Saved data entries
────────────────────────────────────────
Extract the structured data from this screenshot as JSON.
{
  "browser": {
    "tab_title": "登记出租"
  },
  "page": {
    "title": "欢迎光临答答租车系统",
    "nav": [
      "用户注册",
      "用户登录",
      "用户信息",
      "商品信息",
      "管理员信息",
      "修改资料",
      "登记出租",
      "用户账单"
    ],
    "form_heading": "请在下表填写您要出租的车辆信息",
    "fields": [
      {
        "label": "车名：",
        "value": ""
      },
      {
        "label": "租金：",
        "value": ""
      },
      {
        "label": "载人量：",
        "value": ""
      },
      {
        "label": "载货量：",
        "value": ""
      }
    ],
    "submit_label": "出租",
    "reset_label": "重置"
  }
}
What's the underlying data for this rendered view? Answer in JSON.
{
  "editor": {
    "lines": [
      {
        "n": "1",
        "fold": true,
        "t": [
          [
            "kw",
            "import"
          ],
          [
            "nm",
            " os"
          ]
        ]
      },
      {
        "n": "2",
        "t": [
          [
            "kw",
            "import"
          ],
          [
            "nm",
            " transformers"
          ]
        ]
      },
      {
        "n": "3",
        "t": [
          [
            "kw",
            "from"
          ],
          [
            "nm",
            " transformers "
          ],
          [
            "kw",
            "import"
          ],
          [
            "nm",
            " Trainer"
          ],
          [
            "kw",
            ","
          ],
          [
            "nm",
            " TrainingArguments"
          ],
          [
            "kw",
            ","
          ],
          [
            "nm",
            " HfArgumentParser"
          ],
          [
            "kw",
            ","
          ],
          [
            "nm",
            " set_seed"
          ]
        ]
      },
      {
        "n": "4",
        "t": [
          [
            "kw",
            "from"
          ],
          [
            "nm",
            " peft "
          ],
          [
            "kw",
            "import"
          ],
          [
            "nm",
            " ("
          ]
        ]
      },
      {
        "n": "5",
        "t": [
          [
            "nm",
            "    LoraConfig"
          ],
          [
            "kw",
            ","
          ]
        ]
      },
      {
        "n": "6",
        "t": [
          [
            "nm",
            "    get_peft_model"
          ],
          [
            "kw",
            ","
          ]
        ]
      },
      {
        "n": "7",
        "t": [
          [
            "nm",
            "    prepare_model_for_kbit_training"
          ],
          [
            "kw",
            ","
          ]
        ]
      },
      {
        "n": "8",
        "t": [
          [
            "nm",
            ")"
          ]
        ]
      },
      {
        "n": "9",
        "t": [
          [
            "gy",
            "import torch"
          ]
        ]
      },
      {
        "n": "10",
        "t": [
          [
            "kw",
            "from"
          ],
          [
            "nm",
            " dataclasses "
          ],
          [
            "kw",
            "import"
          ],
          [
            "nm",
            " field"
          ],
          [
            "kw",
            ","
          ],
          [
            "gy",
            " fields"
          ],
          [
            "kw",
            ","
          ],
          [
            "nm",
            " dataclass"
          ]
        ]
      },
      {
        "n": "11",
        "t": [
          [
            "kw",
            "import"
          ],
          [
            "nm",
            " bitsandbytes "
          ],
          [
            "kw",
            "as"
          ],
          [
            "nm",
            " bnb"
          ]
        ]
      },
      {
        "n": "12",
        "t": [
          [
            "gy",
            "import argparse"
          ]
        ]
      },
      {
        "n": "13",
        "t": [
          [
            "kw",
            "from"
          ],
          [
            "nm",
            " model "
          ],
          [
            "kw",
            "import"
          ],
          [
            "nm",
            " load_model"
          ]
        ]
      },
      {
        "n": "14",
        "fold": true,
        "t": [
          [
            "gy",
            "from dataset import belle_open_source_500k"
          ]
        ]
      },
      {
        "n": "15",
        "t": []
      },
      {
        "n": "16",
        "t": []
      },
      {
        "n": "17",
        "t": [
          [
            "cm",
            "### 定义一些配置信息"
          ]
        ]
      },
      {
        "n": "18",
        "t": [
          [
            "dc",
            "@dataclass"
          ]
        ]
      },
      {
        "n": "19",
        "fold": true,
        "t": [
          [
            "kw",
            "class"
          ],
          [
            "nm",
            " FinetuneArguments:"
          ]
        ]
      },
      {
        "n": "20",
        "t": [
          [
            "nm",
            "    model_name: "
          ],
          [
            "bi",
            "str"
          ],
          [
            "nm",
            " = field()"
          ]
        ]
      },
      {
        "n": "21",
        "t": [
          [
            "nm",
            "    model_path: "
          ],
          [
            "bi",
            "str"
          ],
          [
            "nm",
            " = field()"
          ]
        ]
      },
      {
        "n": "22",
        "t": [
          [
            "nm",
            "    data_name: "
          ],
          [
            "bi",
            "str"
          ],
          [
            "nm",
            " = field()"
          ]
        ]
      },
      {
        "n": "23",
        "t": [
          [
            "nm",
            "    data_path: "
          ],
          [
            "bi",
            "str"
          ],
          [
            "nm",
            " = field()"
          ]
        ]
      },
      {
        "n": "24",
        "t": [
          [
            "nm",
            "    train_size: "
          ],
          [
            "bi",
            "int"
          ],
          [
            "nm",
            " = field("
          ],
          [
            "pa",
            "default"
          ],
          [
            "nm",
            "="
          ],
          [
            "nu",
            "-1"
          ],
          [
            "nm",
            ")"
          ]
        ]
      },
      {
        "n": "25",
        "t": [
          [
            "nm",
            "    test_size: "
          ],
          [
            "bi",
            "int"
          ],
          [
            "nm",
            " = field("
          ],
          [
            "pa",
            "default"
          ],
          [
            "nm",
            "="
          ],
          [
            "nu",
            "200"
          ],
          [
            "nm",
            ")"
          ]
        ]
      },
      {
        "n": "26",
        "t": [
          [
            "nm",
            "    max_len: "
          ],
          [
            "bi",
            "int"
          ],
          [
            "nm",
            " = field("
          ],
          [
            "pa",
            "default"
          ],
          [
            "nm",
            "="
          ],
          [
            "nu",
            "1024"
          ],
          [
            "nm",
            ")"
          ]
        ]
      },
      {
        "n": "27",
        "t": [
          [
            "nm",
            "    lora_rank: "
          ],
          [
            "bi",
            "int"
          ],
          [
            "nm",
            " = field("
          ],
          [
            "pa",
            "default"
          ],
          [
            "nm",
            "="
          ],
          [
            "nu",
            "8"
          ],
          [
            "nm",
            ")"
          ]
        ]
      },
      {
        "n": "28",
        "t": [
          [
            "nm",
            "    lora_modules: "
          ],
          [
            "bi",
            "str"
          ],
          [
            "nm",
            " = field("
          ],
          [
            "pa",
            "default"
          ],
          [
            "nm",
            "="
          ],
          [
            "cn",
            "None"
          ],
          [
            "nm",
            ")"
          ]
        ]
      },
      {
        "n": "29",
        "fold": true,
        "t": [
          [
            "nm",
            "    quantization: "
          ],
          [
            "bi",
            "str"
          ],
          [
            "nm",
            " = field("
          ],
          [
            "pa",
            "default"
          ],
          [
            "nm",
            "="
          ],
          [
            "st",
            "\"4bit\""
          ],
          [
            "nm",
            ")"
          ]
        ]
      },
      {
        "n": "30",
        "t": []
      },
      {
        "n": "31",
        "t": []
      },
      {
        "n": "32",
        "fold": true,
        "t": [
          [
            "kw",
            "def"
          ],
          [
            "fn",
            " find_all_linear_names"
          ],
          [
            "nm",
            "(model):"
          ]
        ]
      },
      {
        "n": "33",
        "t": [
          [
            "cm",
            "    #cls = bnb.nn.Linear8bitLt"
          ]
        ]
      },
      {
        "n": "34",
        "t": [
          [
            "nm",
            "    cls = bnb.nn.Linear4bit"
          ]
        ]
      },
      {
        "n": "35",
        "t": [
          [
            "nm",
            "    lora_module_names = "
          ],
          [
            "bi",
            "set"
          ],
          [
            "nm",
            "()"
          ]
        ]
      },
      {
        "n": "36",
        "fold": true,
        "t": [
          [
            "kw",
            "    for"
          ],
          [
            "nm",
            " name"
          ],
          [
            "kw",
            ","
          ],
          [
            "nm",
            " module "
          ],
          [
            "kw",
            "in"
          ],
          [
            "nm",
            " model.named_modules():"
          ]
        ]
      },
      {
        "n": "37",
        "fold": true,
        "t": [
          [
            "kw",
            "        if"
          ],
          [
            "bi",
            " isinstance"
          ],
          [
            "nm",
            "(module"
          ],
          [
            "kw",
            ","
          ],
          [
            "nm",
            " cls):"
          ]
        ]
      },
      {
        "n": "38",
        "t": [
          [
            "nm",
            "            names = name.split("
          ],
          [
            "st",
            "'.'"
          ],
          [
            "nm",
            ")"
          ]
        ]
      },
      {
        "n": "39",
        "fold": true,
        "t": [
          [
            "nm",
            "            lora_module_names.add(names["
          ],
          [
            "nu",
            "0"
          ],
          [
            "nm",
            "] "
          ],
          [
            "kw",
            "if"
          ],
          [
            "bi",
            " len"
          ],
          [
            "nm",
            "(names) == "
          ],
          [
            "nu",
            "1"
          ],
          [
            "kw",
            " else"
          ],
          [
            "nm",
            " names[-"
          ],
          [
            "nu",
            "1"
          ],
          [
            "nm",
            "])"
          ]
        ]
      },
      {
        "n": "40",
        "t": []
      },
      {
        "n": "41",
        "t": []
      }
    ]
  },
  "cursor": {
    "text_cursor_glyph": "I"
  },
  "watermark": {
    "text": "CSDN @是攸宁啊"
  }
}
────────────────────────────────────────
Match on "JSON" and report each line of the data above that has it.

Extract the structured data from this screenshot as JSON.
What's the underlying data for this rendered view? Answer in JSON.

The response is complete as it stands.